Trump grasped something that few of his ostensible Republican allies in Congress have not: Americans by and large will welcome anyone who is willing to work and contribute to make this country a better place, but not at their expense. What’s good for the U.S. Chamber of Commerce (a longtime proponent of “comprehensive immigration reform”) is not necessarily good for the rest of the nation.
But are Trump’s policies any good?
Separating families at the border may not have been required by law, but a reading of the law certainly allowed for it (until a federal judge ruled otherwise). Whether or not it made sense to separate young children from their mothers, the alternative was either to detain children alongside other adults or simply let illegal border crossers go free on their own recognizance. That would have been just the sort of “catch-and-release” policy the president vowed to end.
If Trump’s enforcement efforts are bad, then what’s the alternative?
Prominent Democrats – including U.S. Sens. Kamala Harris of California and Kirsten Gillibrand of New York and New York congressional candidate Alexandria Ocasio-Cortez – have called for abolishing U.S. Immigration and Customs Enforcement, the agency responsible for enforcing immigration laws.
I say: Go for it. Campaign on that! Let’s put it to a vote and see how it shakes out.
For what it’s worth, public opinion is generally somewhere between the Trump restrictionist camp on the right and the shut down ICE and open borders camp on the left.
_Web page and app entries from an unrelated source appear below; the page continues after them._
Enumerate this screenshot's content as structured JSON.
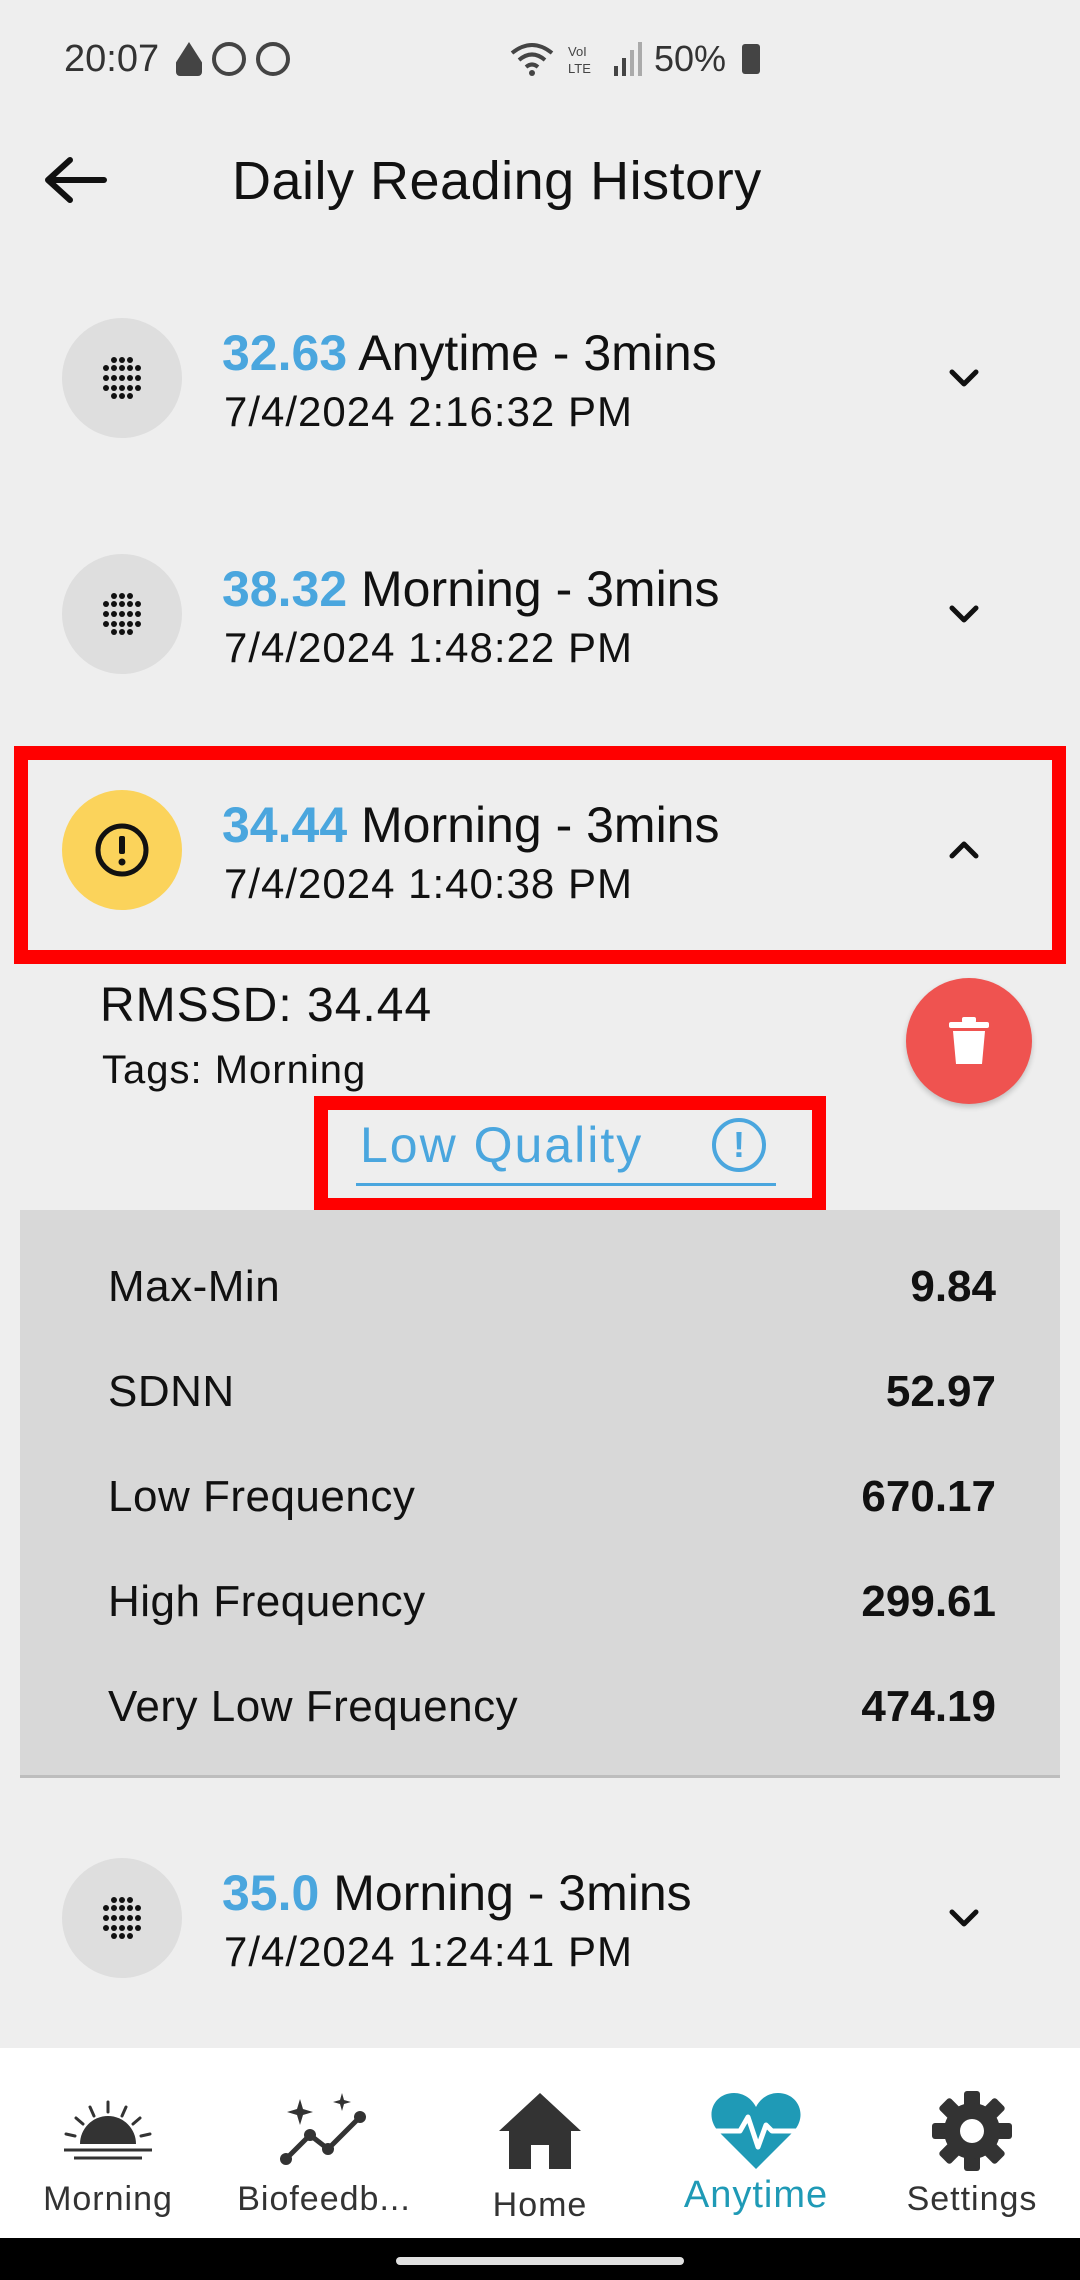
{
  "status_bar": {
    "time": "20:07",
    "left_icons": [
      "mosque-icon",
      "vpn-icon",
      "shazam-icon"
    ],
    "battery": "50%"
  },
  "header": {
    "title": "Daily Reading History"
  },
  "readings": [
    {
      "score": "32.63",
      "label": "Anytime - 3mins",
      "datetime": "7/4/2024 2:16:32 PM",
      "icon": "dots-icon",
      "expanded": false
    },
    {
      "score": "38.32",
      "label": "Morning - 3mins",
      "datetime": "7/4/2024 1:48:22 PM",
      "icon": "dots-icon",
      "expanded": false
    },
    {
      "score": "34.44",
      "label": "Morning - 3mins",
      "datetime": "7/4/2024 1:40:38 PM",
      "icon": "warning-icon",
      "expanded": true
    },
    {
      "score": "35.0",
      "label": "Morning - 3mins",
      "datetime": "7/4/2024 1:24:41 PM",
      "icon": "dots-icon",
      "expanded": false
    }
  ],
  "details": {
    "rmssd": "RMSSD: 34.44",
    "tags": "Tags: Morning",
    "quality": "Low Quality",
    "metrics": [
      {
        "label": "Max-Min",
        "value": "9.84"
      },
      {
        "label": "SDNN",
        "value": "52.97"
      },
      {
        "label": "Low Frequency",
        "value": "670.17"
      },
      {
        "label": "High Frequency",
        "value": "299.61"
      },
      {
        "label": "Very Low Frequency",
        "value": "474.19"
      }
    ]
  },
  "nav": [
    {
      "label": "Morning",
      "icon": "sunrise-icon"
    },
    {
      "label": "Biofeedb...",
      "icon": "sparkle-chart-icon"
    },
    {
      "label": "Home",
      "icon": "home-icon"
    },
    {
      "label": "Anytime",
      "icon": "heart-pulse-icon",
      "active": true
    },
    {
      "label": "Settings",
      "icon": "gear-icon"
    }
  ],
  "colors": {
    "accent": "#4aa6de",
    "active_nav": "#1f9ab6",
    "warning": "#fbd35b",
    "delete": "#ef5350",
    "highlight": "#ff0000"
  }
}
A Politico/Morning Consult poll in July found only 25 percent of voters favored abolishing the agency. Another 21 percent were undecided, and 54 percent were opposed. A HuffPost/YouGov poll conducted around the same time yielded similar results. Most respondents admitted they hadn’t even heard of the idea. Of those that had, just 21 percent said they supported getting rid of ICE.
In other words, the public in general looks at immigration in a somewhat more nuanced way than do our elites, who tend to answer objections to greater immigration enforcement with two words: “That’s racist.”
Sovereignty is not racist. Consent of the governed is not racist. Consent, in fact, underpins our immigration laws, or at least it used to. As the U.S. Supreme Court said in 1884: “No one can become a citizen of a nation without its consent.”
A century later, the left-leaning philosopher Michael Walzer argued in his book “Spheres of Justice” that “Admission and exclusion are the core of communal independence…without them, there could not be communities of character, historically ongoing associations of men and women with some special commitment to one another and some special sense of their common life.”
In short, consent is a vital part of what makes us “who we are.”
Ben Boychuk is managing editor of American Greatness. He can be contacted at firstname.lastname@example.org or on Twitter @benboychuk.